→ YOUR INSTRUCTIONS: Although the records contain pictures, the copy should leave them out and match everything else exactly.

● ● ●

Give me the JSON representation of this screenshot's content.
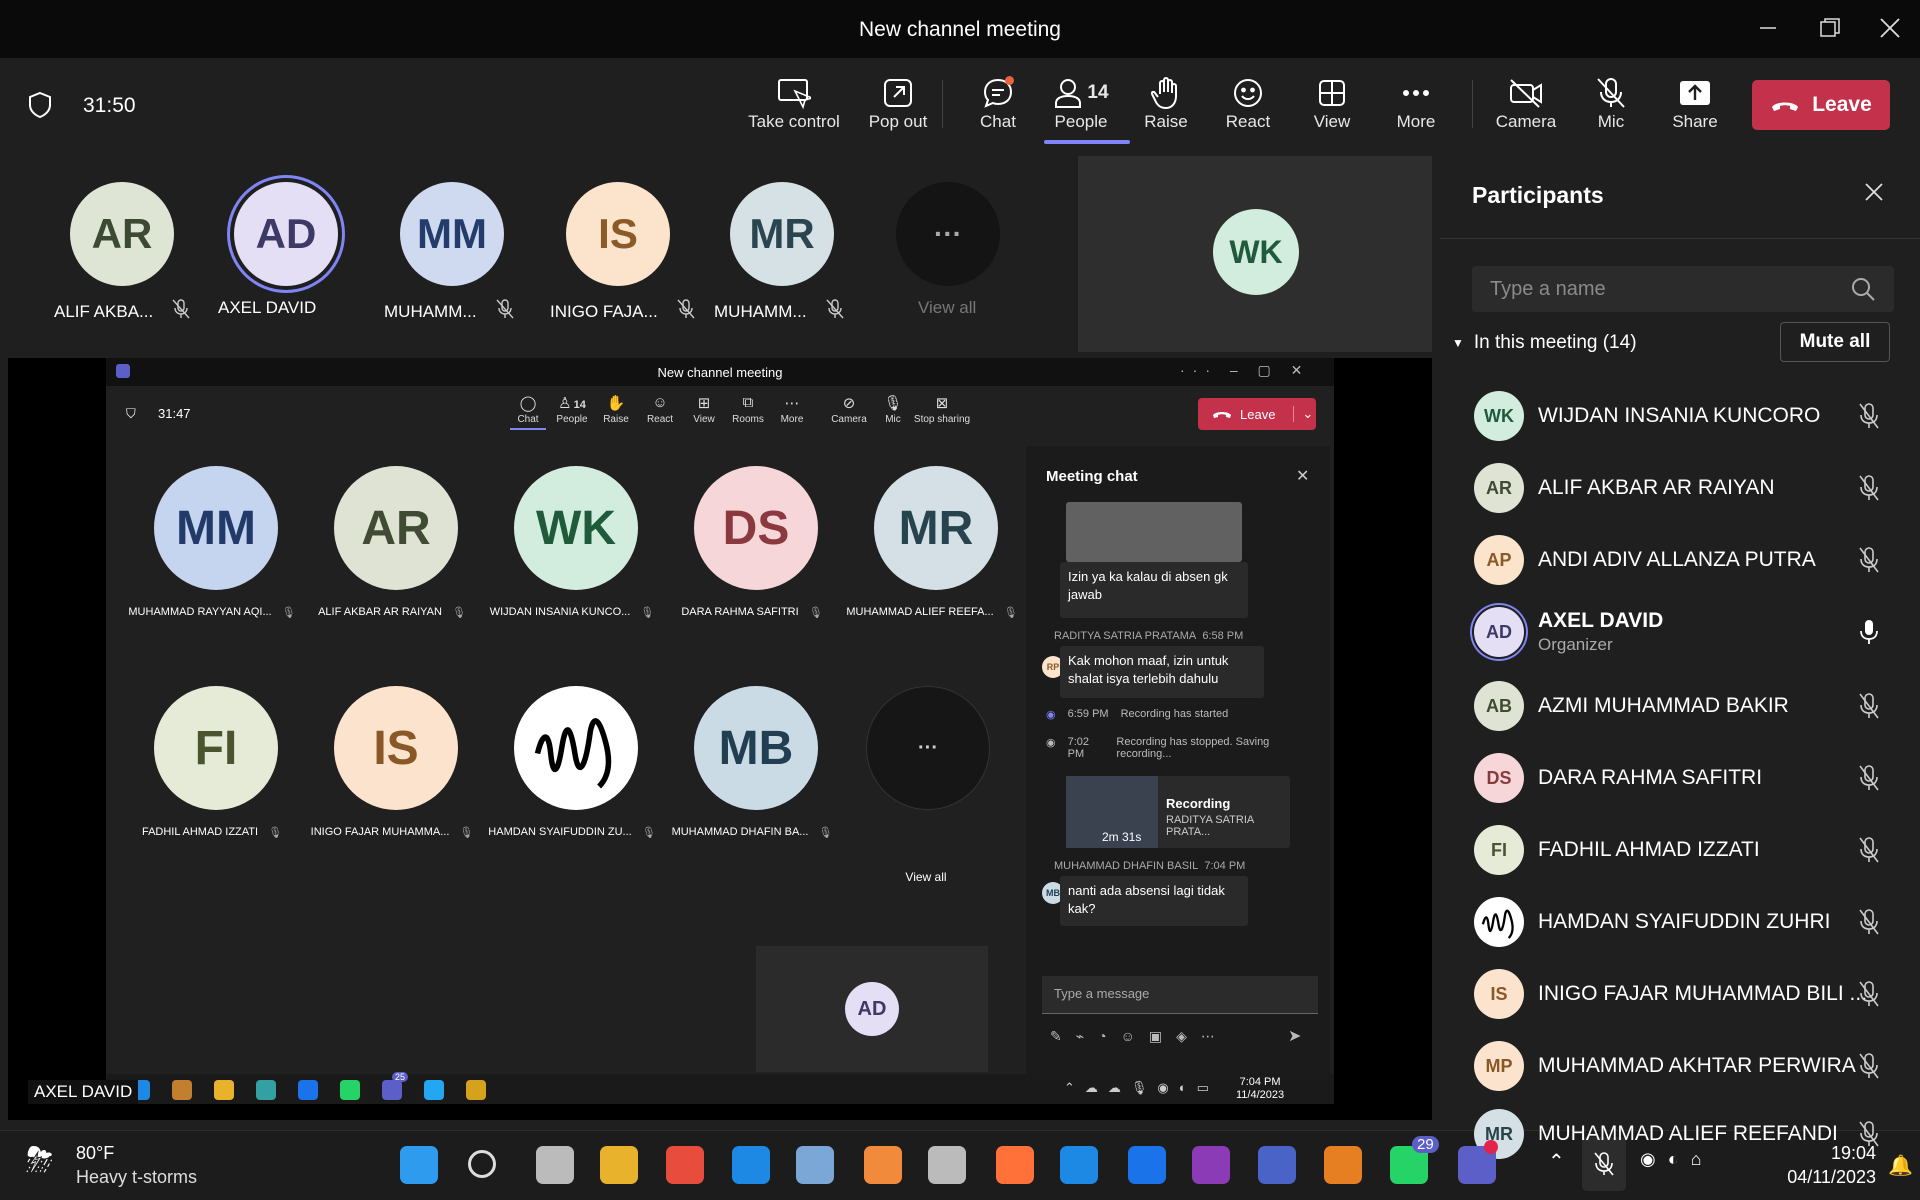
{
  "window": {
    "title": "New channel meeting"
  },
  "toolbar": {
    "timer": "31:50",
    "take_control": "Take control",
    "pop_out": "Pop out",
    "chat": "Chat",
    "people": "People",
    "people_count": "14",
    "raise": "Raise",
    "react": "React",
    "view": "View",
    "more": "More",
    "camera": "Camera",
    "mic": "Mic",
    "share": "Share",
    "leave": "Leave"
  },
  "strip": {
    "items": [
      {
        "initials": "AR",
        "name": "ALIF AKBA...",
        "bg": "#dfe5d5",
        "fg": "#3d4a33"
      },
      {
        "initials": "AD",
        "name": "AXEL DAVID",
        "bg": "#e4dff5",
        "fg": "#3d3a66"
      },
      {
        "initials": "MM",
        "name": "MUHAMM...",
        "bg": "#cfd9ef",
        "fg": "#233c6c"
      },
      {
        "initials": "IS",
        "name": "INIGO FAJA...",
        "bg": "#fbe3cc",
        "fg": "#8a5a27"
      },
      {
        "initials": "MR",
        "name": "MUHAMM...",
        "bg": "#d6e1e6",
        "fg": "#2b4550"
      }
    ],
    "view_all": "View all",
    "self_initials": "WK"
  },
  "shared": {
    "title": "New channel meeting",
    "timer": "31:47",
    "toolbar": {
      "chat": "Chat",
      "people": "People",
      "people_count": "14",
      "raise": "Raise",
      "react": "React",
      "view": "View",
      "rooms": "Rooms",
      "more": "More",
      "camera": "Camera",
      "mic": "Mic",
      "stop": "Stop sharing",
      "leave": "Leave"
    },
    "grid": [
      {
        "initials": "MM",
        "name": "MUHAMMAD RAYYAN AQI...",
        "bg": "#c5d4ef",
        "fg": "#213a6a"
      },
      {
        "initials": "AR",
        "name": "ALIF AKBAR AR RAIYAN",
        "bg": "#dfe3d3",
        "fg": "#404b34"
      },
      {
        "initials": "WK",
        "name": "WIJDAN INSANIA KUNCO...",
        "bg": "#d2ecde",
        "fg": "#1f5a3b"
      },
      {
        "initials": "DS",
        "name": "DARA RAHMA SAFITRI",
        "bg": "#f6d6d8",
        "fg": "#8a3a3f"
      },
      {
        "initials": "MR",
        "name": "MUHAMMAD ALIEF REEFA...",
        "bg": "#d4e0e6",
        "fg": "#27434e"
      },
      {
        "initials": "FI",
        "name": "FADHIL AHMAD IZZATI",
        "bg": "#e6ebd7",
        "fg": "#4a5530"
      },
      {
        "initials": "IS",
        "name": "INIGO FAJAR MUHAMMA...",
        "bg": "#fce3cd",
        "fg": "#8a5726"
      },
      {
        "initials": "",
        "name": "HAMDAN SYAIFUDDIN ZU...",
        "bg": "#ffffff",
        "fg": "#000000"
      },
      {
        "initials": "MB",
        "name": "MUHAMMAD DHAFIN BA...",
        "bg": "#cbdbe6",
        "fg": "#223f52"
      }
    ],
    "view_all": "View all",
    "self_initials": "AD",
    "chat": {
      "title": "Meeting chat",
      "msg1": "Izin ya ka kalau di absen gk jawab",
      "sender2": "RADITYA SATRIA PRATAMA",
      "time2": "6:58 PM",
      "initials2": "RP",
      "msg2": "Kak mohon maaf, izin untuk shalat isya terlebih dahulu",
      "event1_time": "6:59 PM",
      "event1": "Recording has started",
      "event2_time": "7:02 PM",
      "event2": "Recording has stopped. Saving recording...",
      "rec_title": "Recording",
      "rec_by": "RADITYA SATRIA PRATA...",
      "rec_dur": "2m 31s",
      "sender3": "MUHAMMAD DHAFIN BASIL",
      "time3": "7:04 PM",
      "initials3": "MB",
      "msg3": "nanti ada absensi lagi tidak kak?",
      "placeholder": "Type a message"
    },
    "presenter": "AXEL DAVID",
    "taskbar": {
      "time": "7:04 PM",
      "date": "11/4/2023",
      "badge": "25"
    }
  },
  "panel": {
    "title": "Participants",
    "search_placeholder": "Type a name",
    "section": "In this meeting (14)",
    "mute_all": "Mute all",
    "people": [
      {
        "initials": "WK",
        "name": "WIJDAN INSANIA KUNCORO",
        "role": "",
        "bg": "#d2ecde",
        "fg": "#1f5a3b"
      },
      {
        "initials": "AR",
        "name": "ALIF AKBAR AR RAIYAN",
        "role": "",
        "bg": "#dfe3d3",
        "fg": "#404b34"
      },
      {
        "initials": "AP",
        "name": "ANDI ADIV ALLANZA PUTRA",
        "role": "",
        "bg": "#fbe3cc",
        "fg": "#8a5a27"
      },
      {
        "initials": "AD",
        "name": "AXEL DAVID",
        "role": "Organizer",
        "bg": "#e4dff5",
        "fg": "#3d3a66"
      },
      {
        "initials": "AB",
        "name": "AZMI MUHAMMAD BAKIR",
        "role": "",
        "bg": "#dfe3d3",
        "fg": "#404b34"
      },
      {
        "initials": "DS",
        "name": "DARA RAHMA SAFITRI",
        "role": "",
        "bg": "#f6d6d8",
        "fg": "#8a3a3f"
      },
      {
        "initials": "FI",
        "name": "FADHIL AHMAD IZZATI",
        "role": "",
        "bg": "#e6ebd7",
        "fg": "#4a5530"
      },
      {
        "initials": "",
        "name": "HAMDAN SYAIFUDDIN ZUHRI",
        "role": "",
        "bg": "#ffffff",
        "fg": "#000000"
      },
      {
        "initials": "IS",
        "name": "INIGO FAJAR MUHAMMAD BILI ...",
        "role": "",
        "bg": "#fce3cd",
        "fg": "#8a5726"
      },
      {
        "initials": "MP",
        "name": "MUHAMMAD AKHTAR PERWIRA",
        "role": "",
        "bg": "#fce3cd",
        "fg": "#8a5726"
      },
      {
        "initials": "MR",
        "name": "MUHAMMAD ALIEF REEFANDI",
        "role": "",
        "bg": "#d4e0e6",
        "fg": "#27434e"
      }
    ]
  },
  "taskbar": {
    "temp": "80°F",
    "weather": "Heavy t-storms",
    "time": "19:04",
    "date": "04/11/2023",
    "whatsapp_badge": "29"
  }
}
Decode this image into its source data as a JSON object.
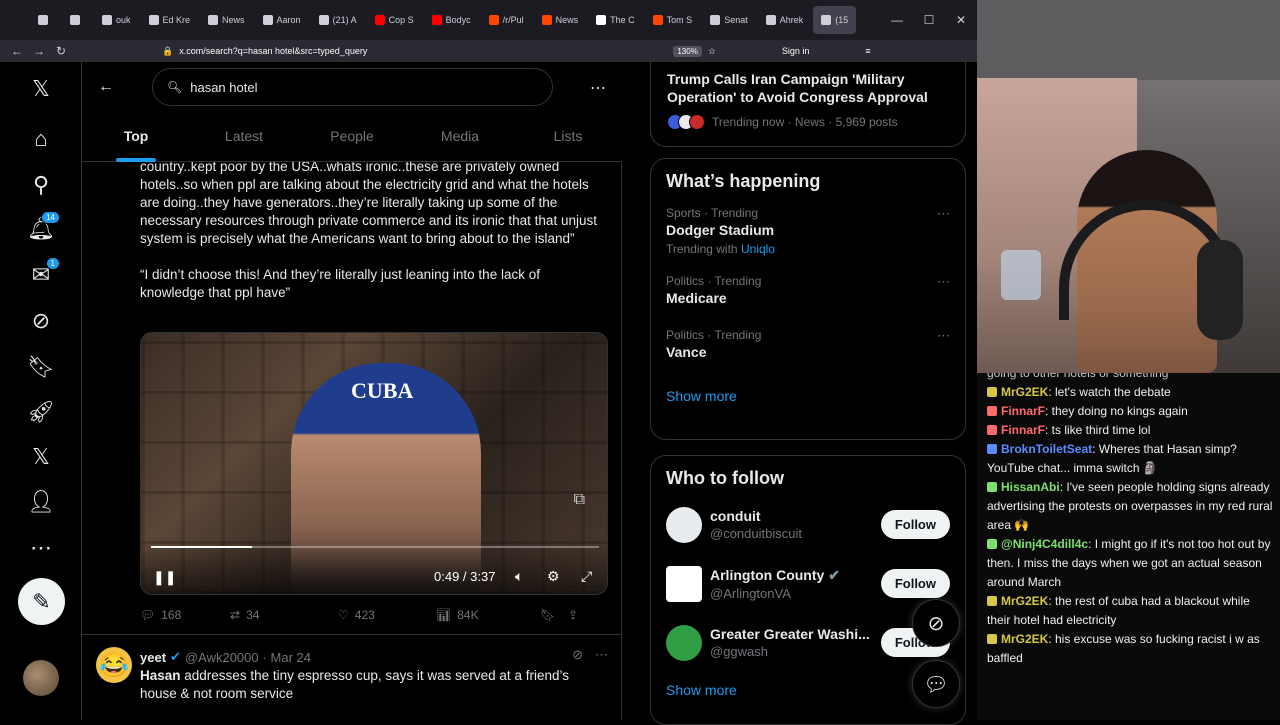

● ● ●

→ ANSWER SPACE:
Give me the JSON representation of this screenshot's content.
{
  "window": {
    "title": "New channel meeting"
  },
  "toolbar": {
    "timer": "31:50",
    "take_control": "Take control",
    "pop_out": "Pop out",
    "chat": "Chat",
    "people": "People",
    "people_count": "14",
    "raise": "Raise",
    "react": "React",
    "view": "View",
    "more": "More",
    "camera": "Camera",
    "mic": "Mic",
    "share": "Share",
    "leave": "Leave"
  },
  "strip": {
    "items": [
      {
        "initials": "AR",
        "name": "ALIF AKBA...",
        "bg": "#dfe5d5",
        "fg": "#3d4a33"
      },
      {
        "initials": "AD",
        "name": "AXEL DAVID",
        "bg": "#e4dff5",
        "fg": "#3d3a66"
      },
      {
        "initials": "MM",
        "name": "MUHAMM...",
        "bg": "#cfd9ef",
        "fg": "#233c6c"
      },
      {
        "initials": "IS",
        "name": "INIGO FAJA...",
        "bg": "#fbe3cc",
        "fg": "#8a5a27"
      },
      {
        "initials": "MR",
        "name": "MUHAMM...",
        "bg": "#d6e1e6",
        "fg": "#2b4550"
      }
    ],
    "view_all": "View all",
    "self_initials": "WK"
  },
  "shared": {
    "title": "New channel meeting",
    "timer": "31:47",
    "toolbar": {
      "chat": "Chat",
      "people": "People",
      "people_count": "14",
      "raise": "Raise",
      "react": "React",
      "view": "View",
      "rooms": "Rooms",
      "more": "More",
      "camera": "Camera",
      "mic": "Mic",
      "stop": "Stop sharing",
      "leave": "Leave"
    },
    "grid": [
      {
        "initials": "MM",
        "name": "MUHAMMAD RAYYAN AQI...",
        "bg": "#c5d4ef",
        "fg": "#213a6a"
      },
      {
        "initials": "AR",
        "name": "ALIF AKBAR AR RAIYAN",
        "bg": "#dfe3d3",
        "fg": "#404b34"
      },
      {
        "initials": "WK",
        "name": "WIJDAN INSANIA KUNCO...",
        "bg": "#d2ecde",
        "fg": "#1f5a3b"
      },
      {
        "initials": "DS",
        "name": "DARA RAHMA SAFITRI",
        "bg": "#f6d6d8",
        "fg": "#8a3a3f"
      },
      {
        "initials": "MR",
        "name": "MUHAMMAD ALIEF REEFA...",
        "bg": "#d4e0e6",
        "fg": "#27434e"
      },
      {
        "initials": "FI",
        "name": "FADHIL AHMAD IZZATI",
        "bg": "#e6ebd7",
        "fg": "#4a5530"
      },
      {
        "initials": "IS",
        "name": "INIGO FAJAR MUHAMMA...",
        "bg": "#fce3cd",
        "fg": "#8a5726"
      },
      {
        "initials": "",
        "name": "HAMDAN SYAIFUDDIN ZU...",
        "bg": "#ffffff",
        "fg": "#000000"
      },
      {
        "initials": "MB",
        "name": "MUHAMMAD DHAFIN BA...",
        "bg": "#cbdbe6",
        "fg": "#223f52"
      }
    ],
    "view_all": "View all",
    "self_initials": "AD",
    "chat": {
      "title": "Meeting chat",
      "msg1": "Izin ya ka kalau di absen gk jawab",
      "sender2": "RADITYA SATRIA PRATAMA",
      "time2": "6:58 PM",
      "initials2": "RP",
      "msg2": "Kak mohon maaf, izin untuk shalat isya terlebih dahulu",
      "event1_time": "6:59 PM",
      "event1": "Recording has started",
      "event2_time": "7:02 PM",
      "event2": "Recording has stopped. Saving recording...",
      "rec_title": "Recording",
      "rec_by": "RADITYA SATRIA PRATA...",
      "rec_dur": "2m 31s",
      "sender3": "MUHAMMAD DHAFIN BASIL",
      "time3": "7:04 PM",
      "initials3": "MB",
      "msg3": "nanti ada absensi lagi tidak kak?",
      "placeholder": "Type a message"
    },
    "presenter": "AXEL DAVID",
    "taskbar": {
      "time": "7:04 PM",
      "date": "11/4/2023",
      "badge": "25"
    }
  },
  "panel": {
    "title": "Participants",
    "search_placeholder": "Type a name",
    "section": "In this meeting (14)",
    "mute_all": "Mute all",
    "people": [
      {
        "initials": "WK",
        "name": "WIJDAN INSANIA KUNCORO",
        "role": "",
        "bg": "#d2ecde",
        "fg": "#1f5a3b"
      },
      {
        "initials": "AR",
        "name": "ALIF AKBAR AR RAIYAN",
        "role": "",
        "bg": "#dfe3d3",
        "fg": "#404b34"
      },
      {
        "initials": "AP",
        "name": "ANDI ADIV ALLANZA PUTRA",
        "role": "",
        "bg": "#fbe3cc",
        "fg": "#8a5a27"
      },
      {
        "initials": "AD",
        "name": "AXEL DAVID",
        "role": "Organizer",
        "bg": "#e4dff5",
        "fg": "#3d3a66"
      },
      {
        "initials": "AB",
        "name": "AZMI MUHAMMAD BAKIR",
        "role": "",
        "bg": "#dfe3d3",
        "fg": "#404b34"
      },
      {
        "initials": "DS",
        "name": "DARA RAHMA SAFITRI",
        "role": "",
        "bg": "#f6d6d8",
        "fg": "#8a3a3f"
      },
      {
        "initials": "FI",
        "name": "FADHIL AHMAD IZZATI",
        "role": "",
        "bg": "#e6ebd7",
        "fg": "#4a5530"
      },
      {
        "initials": "",
        "name": "HAMDAN SYAIFUDDIN ZUHRI",
        "role": "",
        "bg": "#ffffff",
        "fg": "#000000"
      },
      {
        "initials": "IS",
        "name": "INIGO FAJAR MUHAMMAD BILI ...",
        "role": "",
        "bg": "#fce3cd",
        "fg": "#8a5726"
      },
      {
        "initials": "MP",
        "name": "MUHAMMAD AKHTAR PERWIRA",
        "role": "",
        "bg": "#fce3cd",
        "fg": "#8a5726"
      },
      {
        "initials": "MR",
        "name": "MUHAMMAD ALIEF REEFANDI",
        "role": "",
        "bg": "#d4e0e6",
        "fg": "#27434e"
      }
    ]
  },
  "taskbar": {
    "temp": "80°F",
    "weather": "Heavy t-storms",
    "time": "19:04",
    "date": "04/11/2023",
    "whatsapp_badge": "29"
  }
}
Decode this image into its source data as a JSON object.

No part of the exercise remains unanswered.